Exhibit of the Week
Due to spread of covid-19 pandemic the museums throughout the world are closed but identifying different innovative ways to remain connected to their visitors. Indira Gandhi Rashtriya Manav Sangrahalaya (National Museum of Mankind) has also taken up many new initiatives to face the challenges posed by this pandemic. In one such step it is coming up with a new series entitled ‘Exhibit of the Week’ to showcase its collection from all over India. Under this series, The Nagas’ Head hunting trophy of the Konyak Naga Tribe from Nagaland, India was displayed in the audience as the 03rd Exhibit of the June, 2020 through Facebook.
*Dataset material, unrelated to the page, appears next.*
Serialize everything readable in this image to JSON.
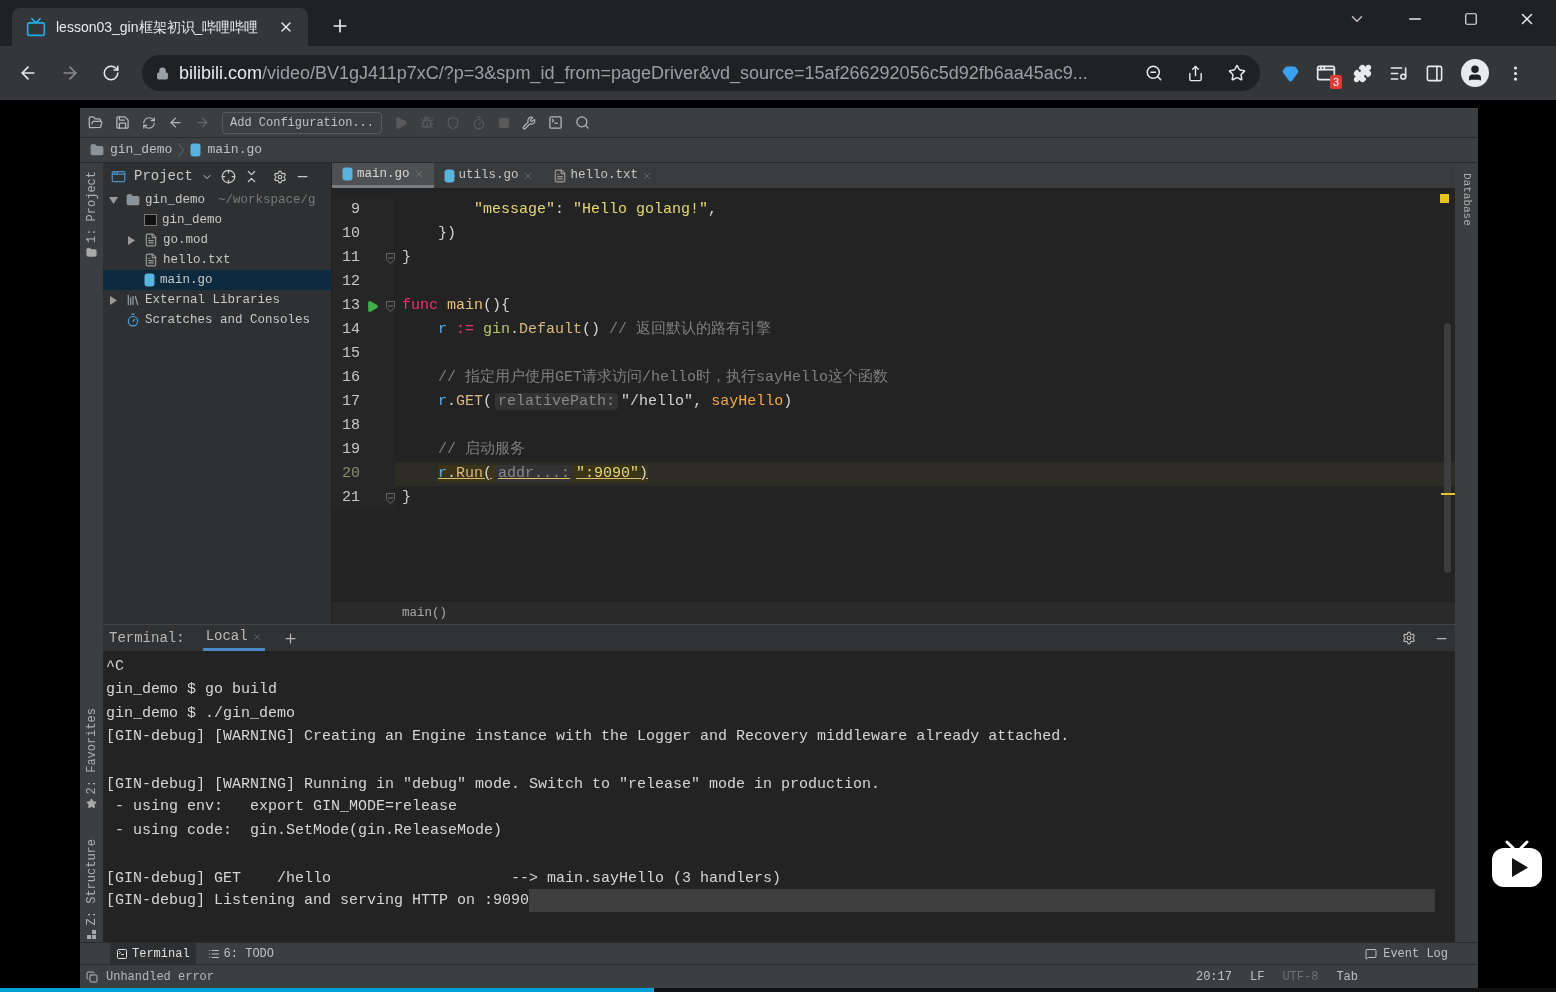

Headhunting was prevalent among the Naga Tribes of Nagaland as a tradition until the first half of the 20th century. The remnants of this tradition can still be seen in various art and craft traditions among the different Naga tribes who have preserved them as a mark of social status.
The human skull had a special place in the Konyak Naga culture since it was related to masculinity, and most importantly, with the tattoo tradition. A person could tattoo his body only when he has taken a human head, which was considered an ultimate form of social status. The Konyak Naga preservation of human skull was of two types. First, skulls of relatives were preserved since they believe that the soul of a person resides in the skull after the death of a person; secondly, the skulls of enemies were displayed in their youth dormitory called Morung as a sign of bravery and achievement.
This object is a pride possession of a Naga warrior collected from the Changlangshu village in Nagaland, who took the head of a person from the Phom tribe in 1895. Changlangshu is a large Upper Konyak village in Mon district, Nagaland. The village was known for its famous warriors who waged war with other communities and villages. The skull has a hole in the frontal bone, possibly the permanent mark of a wound created by the spikes of a pointed dart or an arrow. The skull is transformed as a trophy by decorating with the horns of Buffalo. It is tied with cane twisting across the nasal and orbital cavity. The handle of this trophy is prepared with a cross-frame of bamboo props.
Note: The information given above is also substantiated by a Naga scholar Dr. G. Kanato Chophy.
Visitors can see this object from home through the Facebook site of the museum.